With the federal government now in the crime-fighting business, the prime minister should be encouraged not to restrict her fledgling crackdown on crime to the metropolitan suburbs.
In Tamworth, we have been complaining about crime for years. The crime statistics continue to rise, and despite more police, residents say their city is still not safe.
Law and order always makes a good election issue, and there is probably a tinge of electioneering in the prime minister’s push to clean up the streets of western Sydney.
Ms Gillard has instructed the Home Affairs Minister, Jason Clare, to investigate ways to reduce suburban violence and to explore the limits of the federal government’s legal and constitutional responsibilities in combating crime.
But any federal involvement in crime fighting should not be restricted to violence – that is only one issue on a long list of episodes which are impacting on the safety and wellbeing of communities.
Crime does not stop at the Blue Mountains, and if Ms Gillard is serious about combating crime her campaign needs to focus on all the trouble spots.
Any campaign needs to be genuine, and there is already speculation this intervention is about winning votes and not locking up crooks. At this stage the prime minister has not released any details of what the federal government might be able to do, but there will be a limit.
It can provide funding to the states to invest in crime prevention and crime fighting initiatives, but it does not have the resources or the authority to tackle issues head-on.
The federal government’s elected representatives in western Sydney are vulnerable with polling suggesting some seats could fall to non-Labor candidates at the election later this year.
The escalation in the number of drive-by shootings and other incidents of gun crime in some Sydney suburbs is alarming. It is, however, up to the NSW Police Force to investigate, arrest and prosecute the perpetrators of gun crime.
The bigger issue for the federal government is investigating what’s behind the deterioration in lawful behaviour.

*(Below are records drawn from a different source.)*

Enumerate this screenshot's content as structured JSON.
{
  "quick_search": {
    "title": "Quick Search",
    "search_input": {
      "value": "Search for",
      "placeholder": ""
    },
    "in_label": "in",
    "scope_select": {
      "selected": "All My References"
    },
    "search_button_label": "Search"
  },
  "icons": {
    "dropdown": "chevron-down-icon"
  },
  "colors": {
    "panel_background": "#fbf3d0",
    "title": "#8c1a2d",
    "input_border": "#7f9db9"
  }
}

What’s driving the rising crime rate? Is it drugs? Turf wars over drug territories and markets and are the drug-dependent committing crimes to feed their habits?
If illicit drugs are the root cause of the problems then addressing the drugs trade at a national level needs to be the federal government’s priority, not motherhood statements about wholesome intentions.